On Wednesday 6th June, we have the chance to witness a rare astronomical event - a Transit of Venus. The Earth, Venus and the Sun will fall into line and we will see (with the appropriate equipment) Venus as a small black dot moving across the bright yellow Sun. The first Transit observed was in 1639, and there have only been five since, in the years 1761, 1769, 1874, 1882 and 2004.
"I recommend it therefore again and again to those curious astronomers who (when I am dead) will have an opportunity of observing these things, that they would remember this my admonition, and diligently apply themselves with all their might in making this observation, and I earnestly wish them all imaginable success …."
Edmund Halley, the astronomer made famous by Halley's comet, wrote those words in 1716. He was sixty years old at the time and was well aware that he would not live to see a Transit in his lifetime. But he had discovered that this rare event would unlock the scale of the Solar System and so he urged future astronomers to make good use of his findings and wished them " immortal fame and glory."
You see, back then we knew the relative distances of the planets – Mercury is almost 3 times closer to the Sun than Earth, Saturn is 10 times more distant – but we didn’t know their true distances. The key was the Earth-Sun distance, astronomers call it the Astronomical Unit, and Halley had realised that this could be measured during a Transit of Venus.

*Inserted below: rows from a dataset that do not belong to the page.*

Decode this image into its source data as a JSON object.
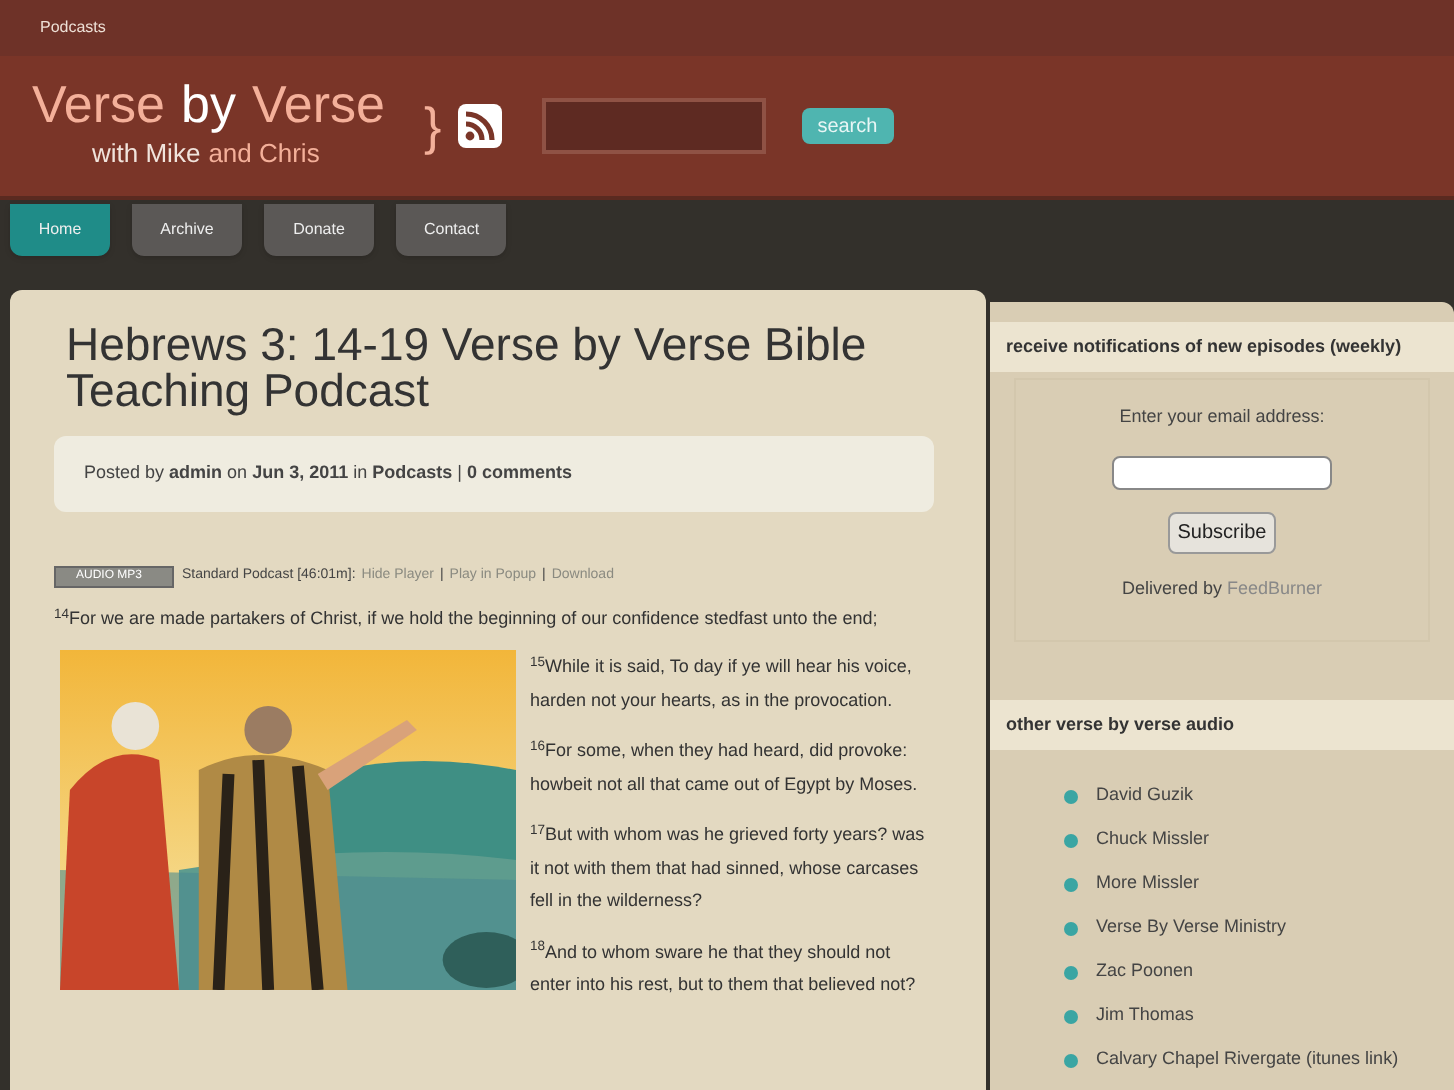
{
  "top_bar": {
    "links": [
      "Podcasts"
    ]
  },
  "header": {
    "title": [
      {
        "text": "Verse",
        "accent": true
      },
      {
        "text": "by",
        "accent": false
      },
      {
        "text": "Verse",
        "accent": true
      }
    ],
    "subtitle": [
      {
        "text": "with Mike",
        "accent": false
      },
      {
        "text": "and Chris",
        "accent": true
      }
    ],
    "brace": "}",
    "search_button": "search"
  },
  "nav": [
    {
      "label": "Home",
      "selected": true
    },
    {
      "label": "Archive",
      "selected": false
    },
    {
      "label": "Donate",
      "selected": false
    },
    {
      "label": "Contact",
      "selected": false
    }
  ],
  "post": {
    "title": "Hebrews 3: 14-19 Verse by Verse Bible Teaching Podcast",
    "meta": "Posted by **admin** on **Jun 3, 2011** in **Podcasts** | **0 comments**",
    "audio": {
      "badge": "AUDIO MP3",
      "label": "Standard Podcast [46:01m]:",
      "separator": "|",
      "links": [
        "Hide Player",
        "Play in Popup",
        "Download"
      ]
    },
    "intro": "$^{14}$For we are made partakers of Christ, if we hold the beginning of our confidence stedfast unto the end;",
    "verses": [
      "$^{15}$While it is said, To day if ye will hear his voice, harden not your hearts, as in the provocation.",
      "$^{16}$For some, when they had heard, did provoke: howbeit not all that came out of Egypt by Moses.",
      "$^{17}$But with whom was he grieved forty years? was it not with them that had sinned, whose carcases fell in the wilderness?",
      "$^{18}$And to whom sware he that they should not enter into his rest, but to them that believed not?"
    ]
  },
  "sidebar": {
    "subscribe": {
      "heading": "receive notifications of new episodes (weekly)",
      "prompt": "Enter your email address:",
      "button": "Subscribe",
      "delivered": "Delivered by",
      "feed_link": "FeedBurner"
    },
    "audio_links": {
      "heading": "other verse by verse audio",
      "items": [
        "David Guzik",
        "Chuck Missler",
        "More Missler",
        "Verse By Verse Ministry",
        "Zac Poonen",
        "Jim Thomas",
        "Calvary Chapel Rivergate (itunes link)"
      ]
    }
  }
}
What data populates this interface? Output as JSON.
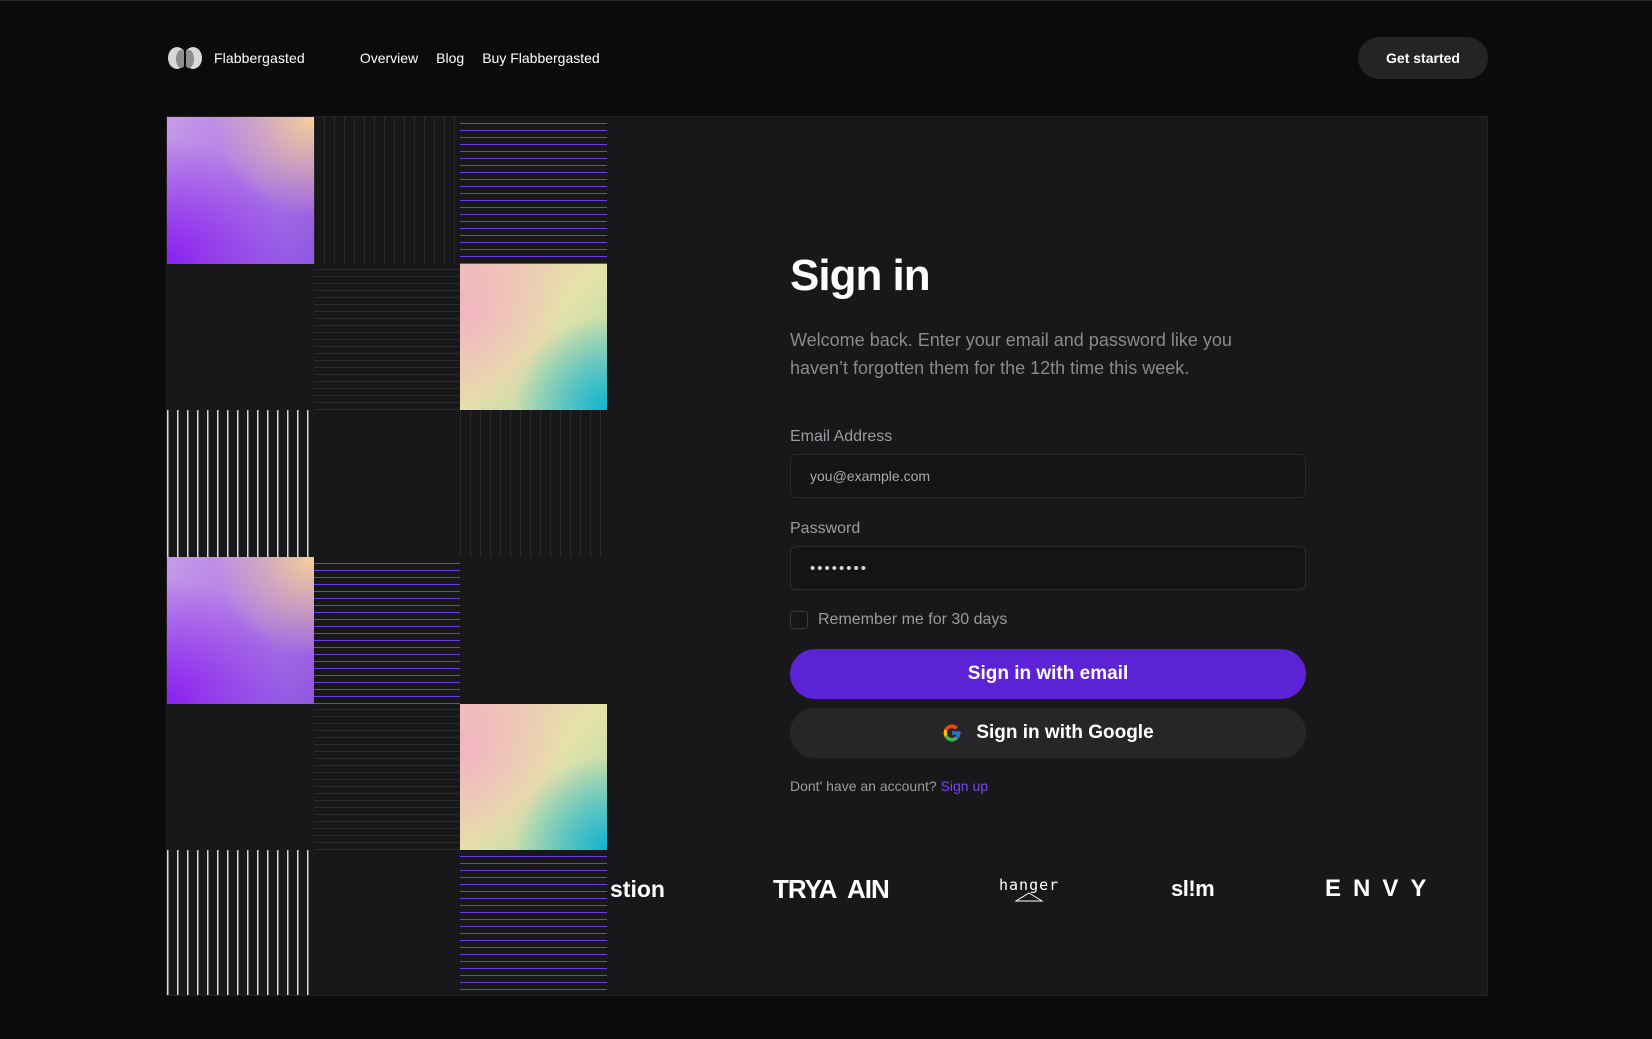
{
  "header": {
    "brand": "Flabbergasted",
    "logo_icon": "butterfly-logo-icon",
    "nav": [
      "Overview",
      "Blog",
      "Buy Flabbergasted"
    ],
    "cta": "Get started"
  },
  "signin": {
    "title": "Sign in",
    "subtitle": "Welcome back. Enter your email and password like you haven’t forgotten them for the 12th time this week.",
    "email_label": "Email Address",
    "email_placeholder": "you@example.com",
    "password_label": "Password",
    "password_value": "••••••••",
    "remember_label": "Remember me for 30 days",
    "email_button": "Sign in with email",
    "google_button": "Sign in with Google",
    "google_icon": "google-icon",
    "no_account": "Dont' have an account?",
    "signup": "Sign up"
  },
  "logos": [
    "stion",
    "TRYA  AIN",
    "hanger",
    "sl!m",
    "ENVY"
  ],
  "colors": {
    "page_bg": "#0b0b0c",
    "card_bg": "#18181a",
    "primary": "#5b22d6",
    "link": "#7a45f2",
    "secondary_button": "#262628"
  }
}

Observations of the transit from different locations across the world would differ slightly – some would see Venus travel a short path, moving onto the Sun later and leaving earlier than would be seen elsewhere. By timing the planet's journey and adding in some trigonometry (the mathematics of triangles) the Earth-Sun distance could be measured and everything else would fall into place.
The path of Venus across the Sun varies slightly when viewed from different locations on Earth. Image is not to scale.
Source: Museum Victoria
Astronomers of the 18th Century took up Halley's call but the world was a much bigger place back then. The southern hemisphere was largely unexplored – Captain Cook observed the 1769 transit from Tahiti then went on to undertake the historic mapping of Australia’s east coast.
And no one can forget the tenacious efforts of the French astronomer Guillaume Le Gentil. The Seven Years War was underway and after more than a year of traveling across treacherous seas Le Gentil was unable to reach land in India because it had been taken over by the enemy, in this case the British.
In fact, Le Gentil’s story is heartbreaking. He had brilliant viewing conditions for the 1761 transit, but because he was stuck out at sea with no means of determining his location (ie. longitude) nor an accurate clock for timing the event, his observations didn't mean a thing. What he would have given for a smartphone with GPS!
Amazingly, Le Gentil decided not to go home but to wait out the next 8 years for another Transit. He built an observatory, survived a severe illness, and was fully prepared for the day, only to be beaten by the weather. When he did return to Paris eleven years later, he had been presumed dead – his wife had remarried, his estate was gone and he’d lost his seat at the Royal Academy of Science. Not exactly the fame that Halley had imagined.
Those early astronomers by solving the scale of the Solar System, were also helping us to understand the Sun. By knowing its distance, we could confirm the Sun's size, mass and intrinsic brightness. What’s more, they were also setting us up to determine the extent of the entire Universe. The Earth-Sun distance is the baseline for measuring the distances to nearby stars. A series of stepping stones then takes us distance hopping across the Universe – all the way from star clusters to galaxies near and far.
So next month, when we have the chance to witness the last Transit of Venus for this century, I urge you to heed Halley’s words. It may not be a glitzy show but it’s our connection to both the Universe around us and a piece of our history. And just like those astronomers of the past, we can take a moment to wonder what the world will be like by the time the next Transit rolls around for that far-off December in 2117.
UPDATE: Scienceworks' special Breakfast with Venus from 8am to 10am on Wednesday 6th June is now sold out.
Venus transiting the Sun in 2004
Image: Hugh Gemmell
Source: Hugh Gemmell
Transit of Venus